Filter the records for "right" and keep each line that has it.

*** Extracted data Section Begins ***

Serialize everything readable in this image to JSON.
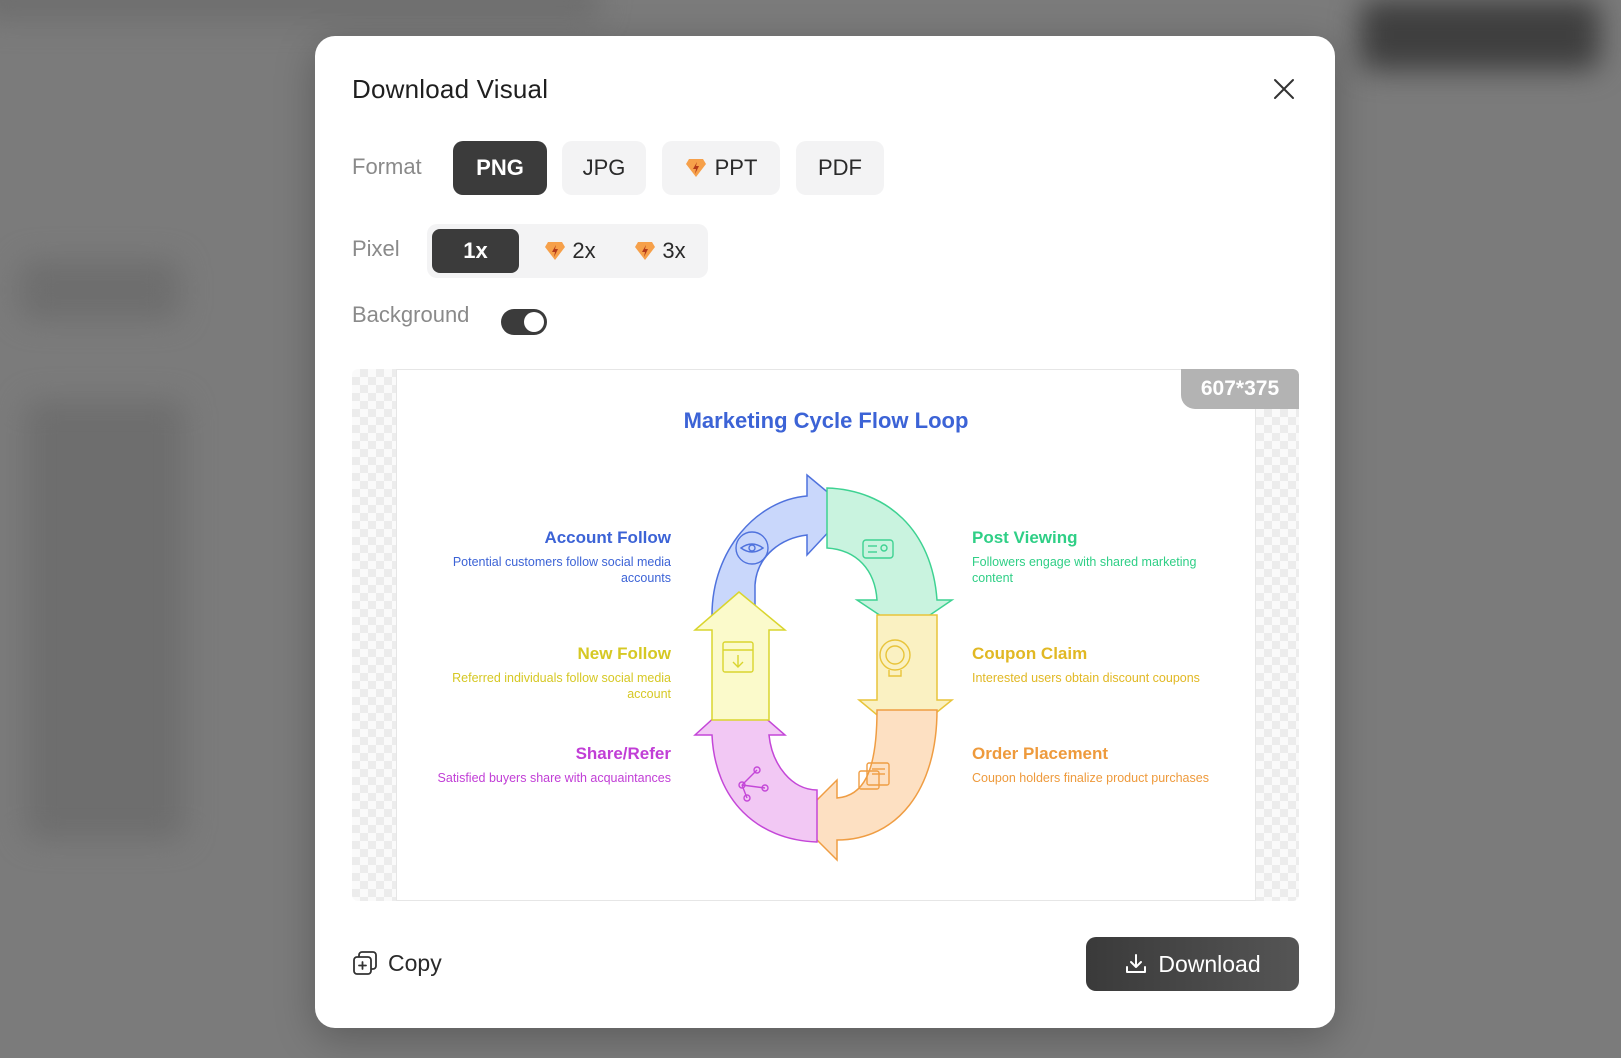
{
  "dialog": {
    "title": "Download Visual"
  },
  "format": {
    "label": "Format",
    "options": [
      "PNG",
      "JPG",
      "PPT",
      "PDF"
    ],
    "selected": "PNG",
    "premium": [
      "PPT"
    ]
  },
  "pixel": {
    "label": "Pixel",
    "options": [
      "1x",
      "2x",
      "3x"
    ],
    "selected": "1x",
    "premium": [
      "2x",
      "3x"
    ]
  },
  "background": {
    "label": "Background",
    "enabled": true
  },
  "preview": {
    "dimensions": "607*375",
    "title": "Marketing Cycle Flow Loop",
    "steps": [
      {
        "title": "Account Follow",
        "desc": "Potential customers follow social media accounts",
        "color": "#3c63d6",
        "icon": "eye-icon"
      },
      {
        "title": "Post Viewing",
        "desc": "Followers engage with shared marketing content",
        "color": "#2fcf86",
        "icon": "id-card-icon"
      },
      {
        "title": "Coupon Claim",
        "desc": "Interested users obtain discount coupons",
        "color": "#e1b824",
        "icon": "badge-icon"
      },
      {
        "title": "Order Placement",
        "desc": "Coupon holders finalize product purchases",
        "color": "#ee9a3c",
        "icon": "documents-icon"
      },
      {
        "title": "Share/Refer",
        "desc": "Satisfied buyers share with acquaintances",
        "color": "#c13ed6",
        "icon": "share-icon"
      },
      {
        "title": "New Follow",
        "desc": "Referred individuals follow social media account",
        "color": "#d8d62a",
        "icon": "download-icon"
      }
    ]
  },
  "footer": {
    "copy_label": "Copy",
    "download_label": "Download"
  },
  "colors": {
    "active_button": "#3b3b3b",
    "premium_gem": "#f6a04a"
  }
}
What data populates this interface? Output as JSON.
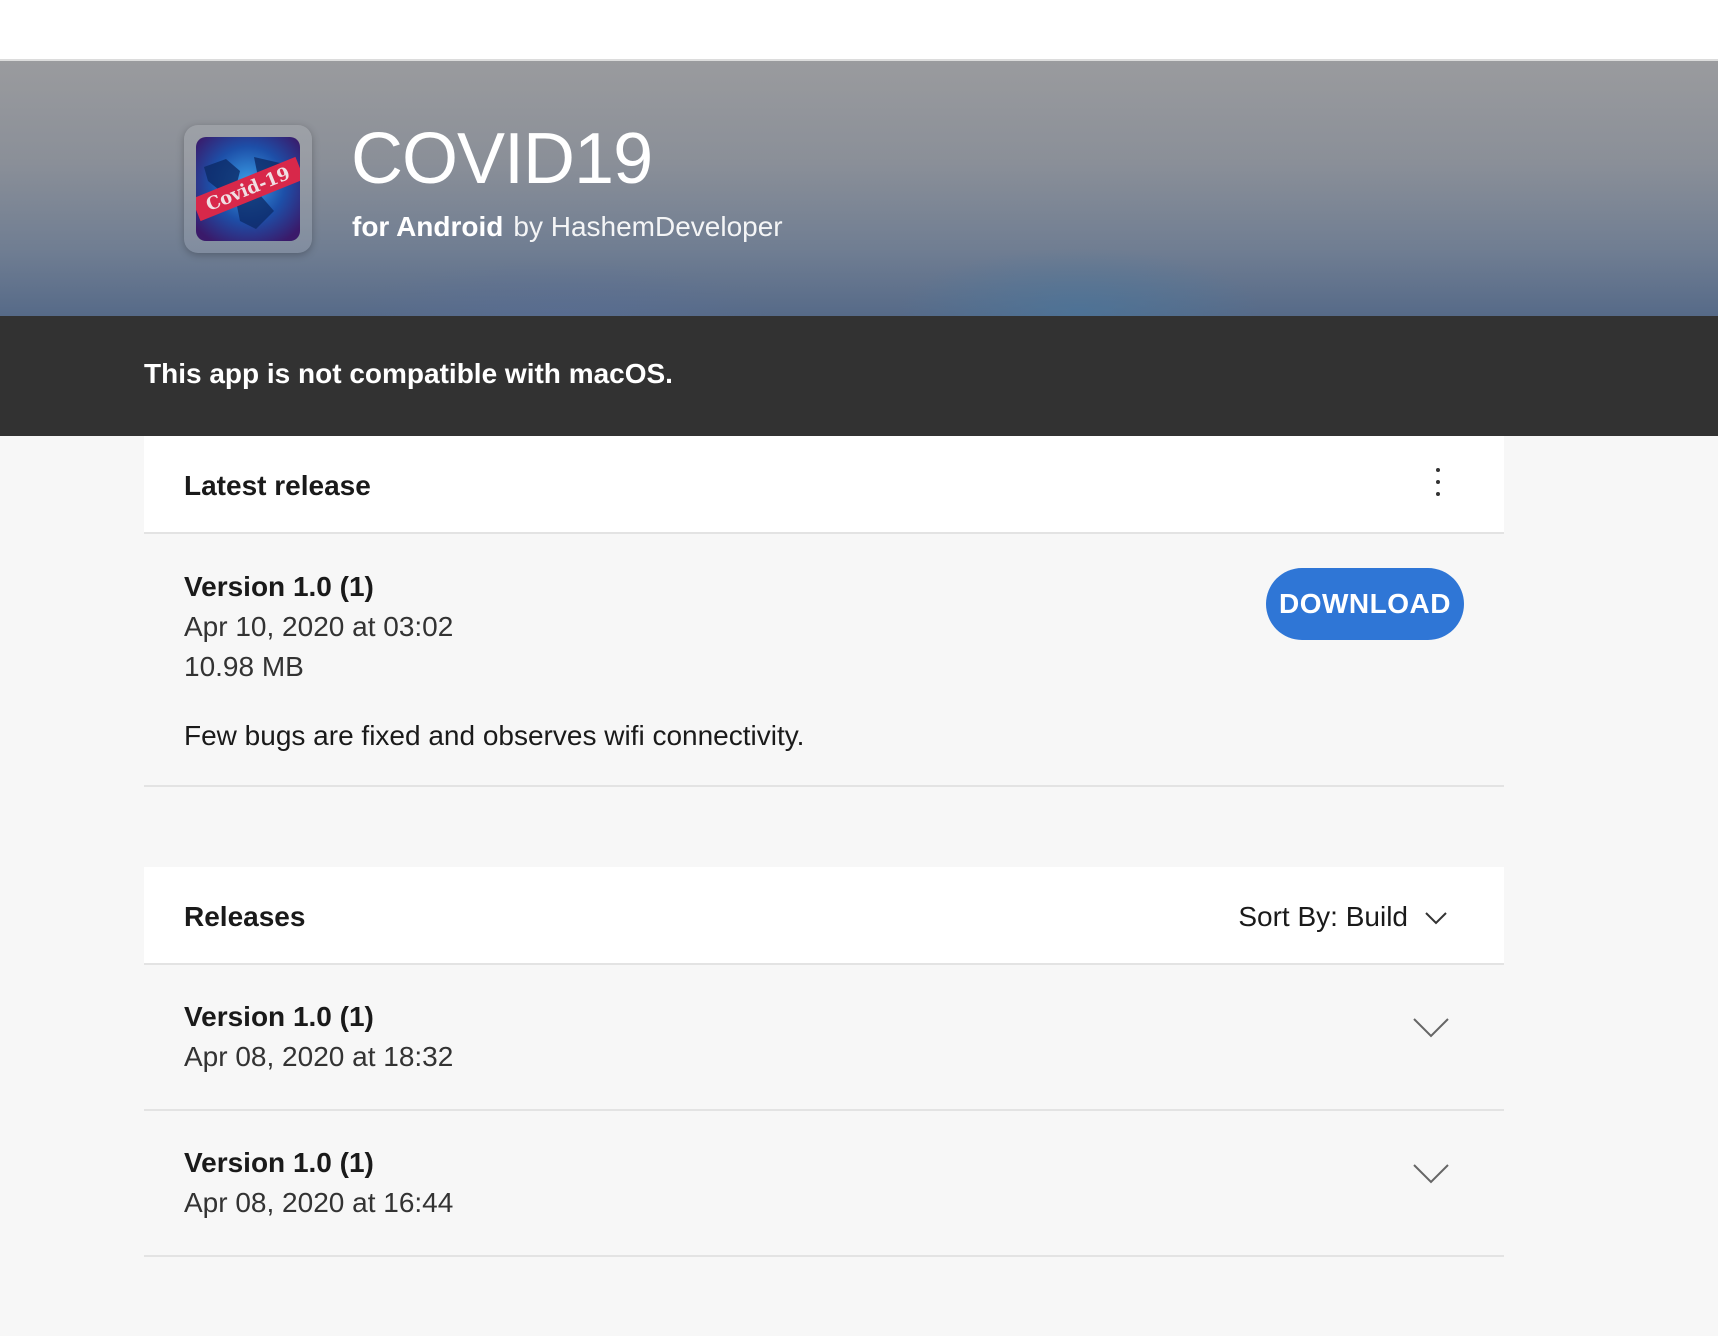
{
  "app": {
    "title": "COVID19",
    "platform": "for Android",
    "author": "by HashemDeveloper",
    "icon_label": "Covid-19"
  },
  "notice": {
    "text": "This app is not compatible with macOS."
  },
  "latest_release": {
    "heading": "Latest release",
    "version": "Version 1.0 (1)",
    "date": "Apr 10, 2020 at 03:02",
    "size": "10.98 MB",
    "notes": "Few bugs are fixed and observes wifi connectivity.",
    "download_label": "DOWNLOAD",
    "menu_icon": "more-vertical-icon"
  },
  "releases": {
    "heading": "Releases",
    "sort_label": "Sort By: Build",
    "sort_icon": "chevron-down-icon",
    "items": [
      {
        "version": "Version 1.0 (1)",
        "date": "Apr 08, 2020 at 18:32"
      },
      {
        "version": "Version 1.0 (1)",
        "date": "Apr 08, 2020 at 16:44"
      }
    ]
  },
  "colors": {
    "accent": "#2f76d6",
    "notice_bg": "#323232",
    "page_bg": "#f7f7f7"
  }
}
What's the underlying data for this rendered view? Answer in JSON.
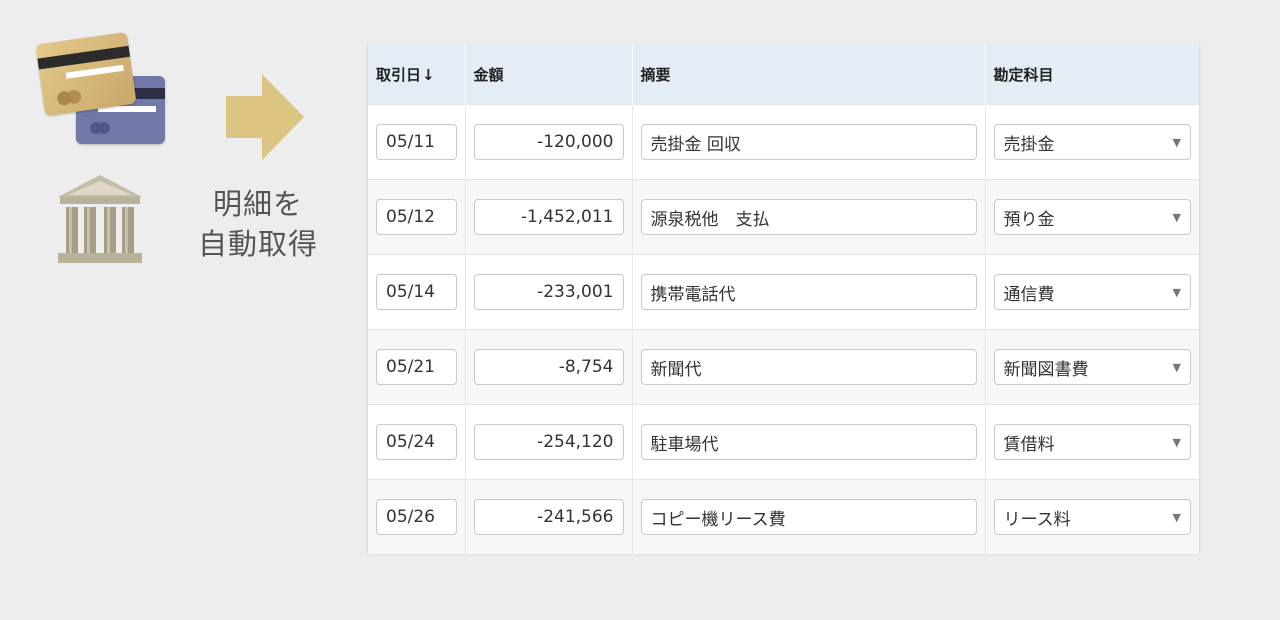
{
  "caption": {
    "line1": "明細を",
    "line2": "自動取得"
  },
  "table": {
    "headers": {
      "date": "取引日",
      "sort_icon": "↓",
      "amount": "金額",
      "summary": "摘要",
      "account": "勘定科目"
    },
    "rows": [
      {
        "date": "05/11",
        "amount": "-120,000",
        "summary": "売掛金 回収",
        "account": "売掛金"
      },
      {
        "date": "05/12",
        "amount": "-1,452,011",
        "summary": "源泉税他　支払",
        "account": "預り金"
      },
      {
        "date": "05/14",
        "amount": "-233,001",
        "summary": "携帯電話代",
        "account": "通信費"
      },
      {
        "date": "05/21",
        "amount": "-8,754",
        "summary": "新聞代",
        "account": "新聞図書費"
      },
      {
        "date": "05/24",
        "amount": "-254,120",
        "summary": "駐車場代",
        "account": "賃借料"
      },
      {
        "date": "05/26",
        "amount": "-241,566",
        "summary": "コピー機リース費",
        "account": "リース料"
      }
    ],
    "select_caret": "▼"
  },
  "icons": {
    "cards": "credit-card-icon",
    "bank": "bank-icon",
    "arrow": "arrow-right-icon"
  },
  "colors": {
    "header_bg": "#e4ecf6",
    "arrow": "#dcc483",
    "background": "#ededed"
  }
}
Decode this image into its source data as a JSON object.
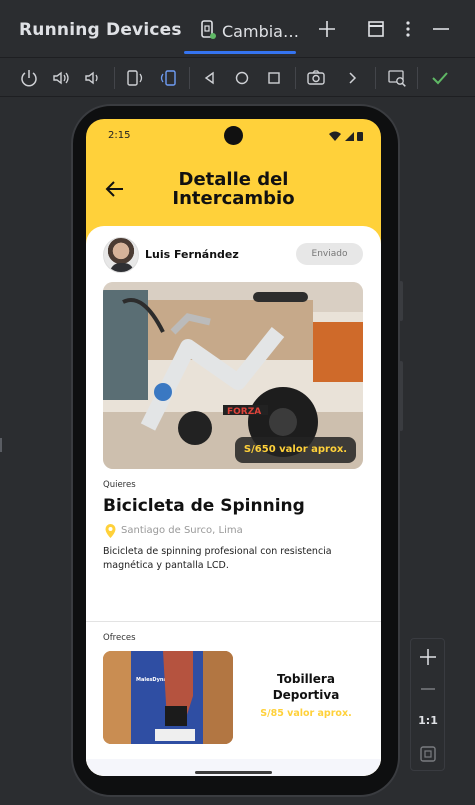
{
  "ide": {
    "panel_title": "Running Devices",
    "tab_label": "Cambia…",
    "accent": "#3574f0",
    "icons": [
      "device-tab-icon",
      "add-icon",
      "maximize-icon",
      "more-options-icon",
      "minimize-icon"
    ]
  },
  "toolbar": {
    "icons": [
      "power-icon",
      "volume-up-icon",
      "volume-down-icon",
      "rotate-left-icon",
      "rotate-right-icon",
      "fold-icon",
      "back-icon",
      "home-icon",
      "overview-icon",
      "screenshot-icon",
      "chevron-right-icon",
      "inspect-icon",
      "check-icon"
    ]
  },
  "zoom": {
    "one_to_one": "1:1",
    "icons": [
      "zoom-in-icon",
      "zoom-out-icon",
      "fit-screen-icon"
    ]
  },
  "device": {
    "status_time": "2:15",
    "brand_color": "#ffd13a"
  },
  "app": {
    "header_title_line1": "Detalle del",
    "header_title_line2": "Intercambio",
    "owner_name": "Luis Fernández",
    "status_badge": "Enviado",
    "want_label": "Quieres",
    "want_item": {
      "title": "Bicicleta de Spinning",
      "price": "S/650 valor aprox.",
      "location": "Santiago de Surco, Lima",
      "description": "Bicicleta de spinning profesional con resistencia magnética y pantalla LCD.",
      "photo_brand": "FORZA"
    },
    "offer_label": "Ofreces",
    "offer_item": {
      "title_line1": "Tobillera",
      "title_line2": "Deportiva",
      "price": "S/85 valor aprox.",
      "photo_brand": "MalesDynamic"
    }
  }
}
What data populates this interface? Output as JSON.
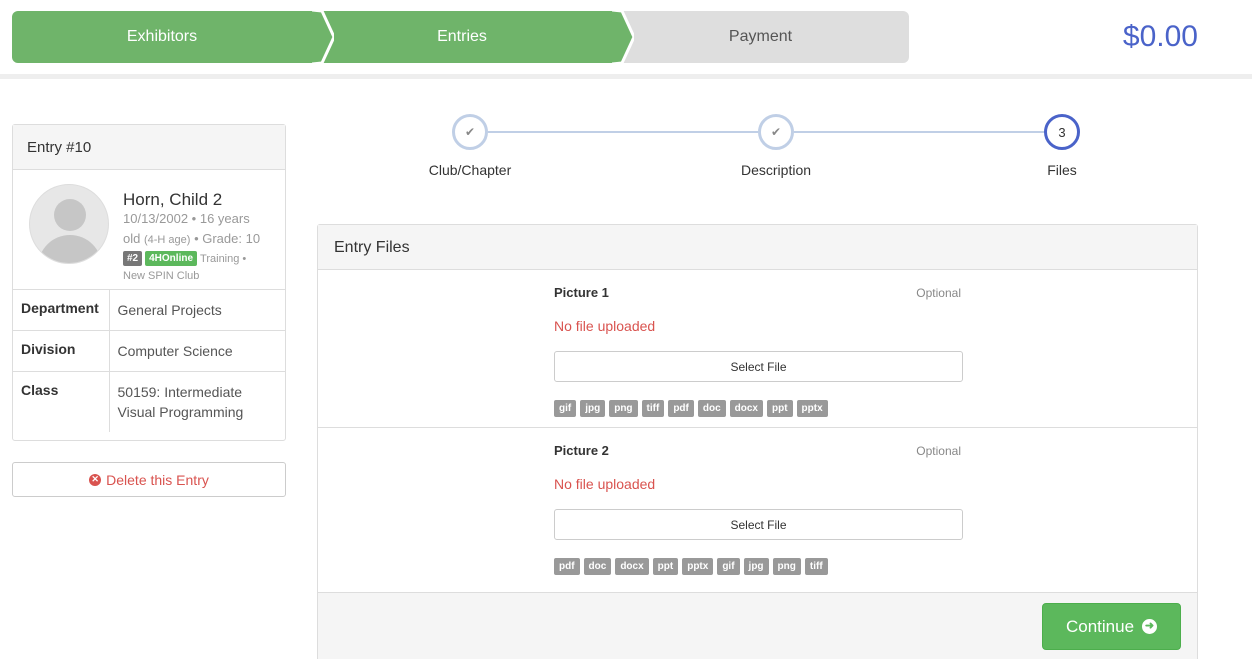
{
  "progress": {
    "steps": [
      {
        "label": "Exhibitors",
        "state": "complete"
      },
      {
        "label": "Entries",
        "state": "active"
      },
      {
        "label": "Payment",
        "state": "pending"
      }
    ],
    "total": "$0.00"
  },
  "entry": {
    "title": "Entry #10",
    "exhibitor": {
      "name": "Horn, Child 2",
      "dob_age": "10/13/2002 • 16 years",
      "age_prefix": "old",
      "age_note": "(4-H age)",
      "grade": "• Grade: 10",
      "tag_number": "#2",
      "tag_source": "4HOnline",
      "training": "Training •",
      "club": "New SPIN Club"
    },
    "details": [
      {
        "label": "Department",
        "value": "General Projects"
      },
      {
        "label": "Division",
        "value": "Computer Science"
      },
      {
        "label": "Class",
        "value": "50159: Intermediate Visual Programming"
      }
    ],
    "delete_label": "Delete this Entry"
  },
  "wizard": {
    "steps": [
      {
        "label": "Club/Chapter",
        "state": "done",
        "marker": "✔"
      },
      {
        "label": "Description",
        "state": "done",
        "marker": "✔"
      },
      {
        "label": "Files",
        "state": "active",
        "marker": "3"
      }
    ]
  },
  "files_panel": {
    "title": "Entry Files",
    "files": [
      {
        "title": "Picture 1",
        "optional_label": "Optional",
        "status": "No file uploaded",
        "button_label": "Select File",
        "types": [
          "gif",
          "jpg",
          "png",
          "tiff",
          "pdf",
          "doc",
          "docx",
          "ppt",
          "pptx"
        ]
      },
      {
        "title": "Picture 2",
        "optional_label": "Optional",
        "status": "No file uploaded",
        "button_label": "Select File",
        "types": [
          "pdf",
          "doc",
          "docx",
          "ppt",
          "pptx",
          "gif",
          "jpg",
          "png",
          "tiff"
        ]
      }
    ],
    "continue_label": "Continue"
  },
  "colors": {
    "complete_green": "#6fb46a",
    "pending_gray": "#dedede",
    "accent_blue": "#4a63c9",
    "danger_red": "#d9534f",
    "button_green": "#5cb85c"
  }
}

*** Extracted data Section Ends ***

Result for this task:
    "arrow": "arrow-right-icon"
      "rotate-right-icon",
      "chevron-right-icon",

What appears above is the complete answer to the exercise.